BEGIN

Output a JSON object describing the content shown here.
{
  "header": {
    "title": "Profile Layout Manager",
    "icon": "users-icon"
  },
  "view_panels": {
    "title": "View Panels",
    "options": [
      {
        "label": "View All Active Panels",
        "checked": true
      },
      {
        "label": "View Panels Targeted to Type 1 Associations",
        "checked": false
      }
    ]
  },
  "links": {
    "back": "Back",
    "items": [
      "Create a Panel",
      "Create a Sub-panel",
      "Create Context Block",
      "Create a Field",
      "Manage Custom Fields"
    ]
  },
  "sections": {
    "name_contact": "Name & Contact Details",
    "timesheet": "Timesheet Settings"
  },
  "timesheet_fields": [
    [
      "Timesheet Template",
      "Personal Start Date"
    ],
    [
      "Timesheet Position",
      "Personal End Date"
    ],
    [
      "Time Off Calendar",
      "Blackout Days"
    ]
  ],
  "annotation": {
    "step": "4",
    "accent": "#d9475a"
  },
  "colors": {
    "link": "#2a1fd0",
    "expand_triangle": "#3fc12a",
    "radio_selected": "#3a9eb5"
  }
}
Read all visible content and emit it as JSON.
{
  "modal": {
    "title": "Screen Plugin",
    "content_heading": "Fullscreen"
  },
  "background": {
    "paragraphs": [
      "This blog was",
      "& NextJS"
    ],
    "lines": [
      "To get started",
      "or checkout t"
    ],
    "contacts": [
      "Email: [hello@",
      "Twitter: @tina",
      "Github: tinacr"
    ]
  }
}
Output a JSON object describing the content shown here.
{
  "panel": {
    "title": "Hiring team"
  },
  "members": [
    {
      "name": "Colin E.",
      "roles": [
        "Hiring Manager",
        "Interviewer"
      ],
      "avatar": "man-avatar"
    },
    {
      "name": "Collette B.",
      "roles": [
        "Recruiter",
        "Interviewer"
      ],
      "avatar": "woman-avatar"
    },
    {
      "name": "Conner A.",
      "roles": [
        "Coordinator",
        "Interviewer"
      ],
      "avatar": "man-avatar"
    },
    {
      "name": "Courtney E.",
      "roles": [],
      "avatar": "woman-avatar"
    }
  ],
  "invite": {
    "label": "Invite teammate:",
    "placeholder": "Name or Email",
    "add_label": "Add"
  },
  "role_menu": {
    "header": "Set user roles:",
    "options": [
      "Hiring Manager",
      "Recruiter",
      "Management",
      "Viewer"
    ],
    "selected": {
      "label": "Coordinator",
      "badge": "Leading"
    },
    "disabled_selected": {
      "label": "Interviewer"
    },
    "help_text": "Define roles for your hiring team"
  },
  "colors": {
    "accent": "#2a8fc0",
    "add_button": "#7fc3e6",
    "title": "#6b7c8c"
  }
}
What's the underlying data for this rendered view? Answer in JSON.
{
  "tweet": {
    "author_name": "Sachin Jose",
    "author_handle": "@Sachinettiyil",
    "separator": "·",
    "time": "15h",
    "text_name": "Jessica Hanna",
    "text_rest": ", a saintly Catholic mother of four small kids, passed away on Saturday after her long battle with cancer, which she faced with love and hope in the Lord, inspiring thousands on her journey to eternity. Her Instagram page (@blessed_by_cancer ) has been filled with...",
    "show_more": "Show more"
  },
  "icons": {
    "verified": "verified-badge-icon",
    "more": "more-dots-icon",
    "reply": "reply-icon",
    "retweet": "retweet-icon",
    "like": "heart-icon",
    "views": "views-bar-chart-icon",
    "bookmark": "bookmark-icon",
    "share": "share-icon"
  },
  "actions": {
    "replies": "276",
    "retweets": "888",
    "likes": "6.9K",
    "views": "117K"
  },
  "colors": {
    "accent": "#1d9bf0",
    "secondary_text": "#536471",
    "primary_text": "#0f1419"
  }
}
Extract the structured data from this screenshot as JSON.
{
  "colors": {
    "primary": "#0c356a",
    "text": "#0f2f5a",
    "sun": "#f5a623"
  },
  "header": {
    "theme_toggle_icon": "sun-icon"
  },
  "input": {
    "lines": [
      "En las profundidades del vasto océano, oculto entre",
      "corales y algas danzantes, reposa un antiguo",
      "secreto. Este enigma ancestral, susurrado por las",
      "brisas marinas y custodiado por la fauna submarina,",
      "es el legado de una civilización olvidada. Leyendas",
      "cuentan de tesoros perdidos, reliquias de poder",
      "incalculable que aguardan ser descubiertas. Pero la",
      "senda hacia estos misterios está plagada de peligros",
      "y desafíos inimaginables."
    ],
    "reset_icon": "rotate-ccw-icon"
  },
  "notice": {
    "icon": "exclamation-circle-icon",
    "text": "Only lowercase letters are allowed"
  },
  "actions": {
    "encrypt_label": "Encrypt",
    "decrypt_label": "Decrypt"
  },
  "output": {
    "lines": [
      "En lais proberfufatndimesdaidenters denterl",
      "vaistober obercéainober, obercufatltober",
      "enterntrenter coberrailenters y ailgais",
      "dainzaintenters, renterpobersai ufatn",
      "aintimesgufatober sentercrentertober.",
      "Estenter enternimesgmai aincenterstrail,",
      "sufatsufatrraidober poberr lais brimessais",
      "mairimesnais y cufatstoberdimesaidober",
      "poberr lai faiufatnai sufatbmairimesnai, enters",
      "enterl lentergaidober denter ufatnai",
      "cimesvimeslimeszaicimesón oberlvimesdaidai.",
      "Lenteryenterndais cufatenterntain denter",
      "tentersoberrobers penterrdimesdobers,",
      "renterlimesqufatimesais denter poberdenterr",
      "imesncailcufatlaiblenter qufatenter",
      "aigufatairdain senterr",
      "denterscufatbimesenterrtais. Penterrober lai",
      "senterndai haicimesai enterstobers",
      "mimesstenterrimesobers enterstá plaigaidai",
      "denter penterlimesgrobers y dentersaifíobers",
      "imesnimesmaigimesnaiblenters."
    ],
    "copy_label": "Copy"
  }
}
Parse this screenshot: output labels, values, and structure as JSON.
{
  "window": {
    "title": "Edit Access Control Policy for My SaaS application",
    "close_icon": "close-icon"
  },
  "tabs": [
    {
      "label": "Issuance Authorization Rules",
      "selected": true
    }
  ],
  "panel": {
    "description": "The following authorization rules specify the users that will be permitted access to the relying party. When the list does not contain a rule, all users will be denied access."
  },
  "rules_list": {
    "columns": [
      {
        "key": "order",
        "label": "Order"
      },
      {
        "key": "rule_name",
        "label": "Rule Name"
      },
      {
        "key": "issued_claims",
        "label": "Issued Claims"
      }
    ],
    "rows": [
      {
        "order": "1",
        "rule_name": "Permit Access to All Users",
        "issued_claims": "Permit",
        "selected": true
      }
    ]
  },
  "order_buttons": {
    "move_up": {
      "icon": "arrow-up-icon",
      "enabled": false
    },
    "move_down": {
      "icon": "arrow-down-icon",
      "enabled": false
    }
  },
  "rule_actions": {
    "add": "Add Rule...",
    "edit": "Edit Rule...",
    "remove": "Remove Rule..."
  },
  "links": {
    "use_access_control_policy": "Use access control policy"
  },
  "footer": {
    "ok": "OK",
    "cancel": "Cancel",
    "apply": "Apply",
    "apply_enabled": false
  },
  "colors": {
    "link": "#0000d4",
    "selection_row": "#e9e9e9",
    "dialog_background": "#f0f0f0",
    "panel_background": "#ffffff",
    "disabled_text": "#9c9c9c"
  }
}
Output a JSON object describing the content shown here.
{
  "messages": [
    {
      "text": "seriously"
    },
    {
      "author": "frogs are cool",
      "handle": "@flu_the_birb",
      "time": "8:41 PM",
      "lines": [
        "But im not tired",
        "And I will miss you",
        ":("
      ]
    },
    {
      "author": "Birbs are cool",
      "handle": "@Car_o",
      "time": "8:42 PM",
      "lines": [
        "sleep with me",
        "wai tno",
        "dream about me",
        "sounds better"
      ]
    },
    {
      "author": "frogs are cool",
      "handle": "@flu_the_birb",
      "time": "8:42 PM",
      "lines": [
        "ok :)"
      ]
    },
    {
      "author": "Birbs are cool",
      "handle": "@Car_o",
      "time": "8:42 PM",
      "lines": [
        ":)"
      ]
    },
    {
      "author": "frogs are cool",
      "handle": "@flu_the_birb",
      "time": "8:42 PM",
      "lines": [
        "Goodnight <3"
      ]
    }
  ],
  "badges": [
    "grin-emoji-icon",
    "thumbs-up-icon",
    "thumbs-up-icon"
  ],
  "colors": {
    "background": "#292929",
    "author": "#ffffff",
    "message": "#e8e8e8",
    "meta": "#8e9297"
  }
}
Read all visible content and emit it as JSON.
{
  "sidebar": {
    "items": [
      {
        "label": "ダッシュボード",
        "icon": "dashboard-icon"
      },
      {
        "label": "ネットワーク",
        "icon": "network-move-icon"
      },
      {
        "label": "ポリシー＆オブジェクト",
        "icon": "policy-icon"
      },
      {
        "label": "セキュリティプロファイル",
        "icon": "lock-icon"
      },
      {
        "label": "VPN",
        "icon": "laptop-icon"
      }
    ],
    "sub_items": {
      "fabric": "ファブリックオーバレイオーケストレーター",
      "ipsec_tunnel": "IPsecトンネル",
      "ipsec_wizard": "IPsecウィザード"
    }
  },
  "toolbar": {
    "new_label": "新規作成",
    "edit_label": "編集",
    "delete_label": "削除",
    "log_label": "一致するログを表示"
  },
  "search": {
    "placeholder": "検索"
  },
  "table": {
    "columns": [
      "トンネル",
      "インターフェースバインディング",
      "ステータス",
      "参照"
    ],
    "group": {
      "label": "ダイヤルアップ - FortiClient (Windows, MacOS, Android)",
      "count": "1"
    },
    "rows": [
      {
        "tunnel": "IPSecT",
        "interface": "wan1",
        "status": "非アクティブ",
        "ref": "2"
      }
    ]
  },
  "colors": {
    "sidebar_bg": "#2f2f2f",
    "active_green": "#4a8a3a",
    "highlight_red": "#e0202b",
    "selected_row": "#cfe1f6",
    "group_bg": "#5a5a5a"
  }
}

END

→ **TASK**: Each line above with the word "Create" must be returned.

→ **EXERCISE RESULT**:
      "Create a Panel",
      "Create a Sub-panel",
      "Create Context Block",
      "Create a Field",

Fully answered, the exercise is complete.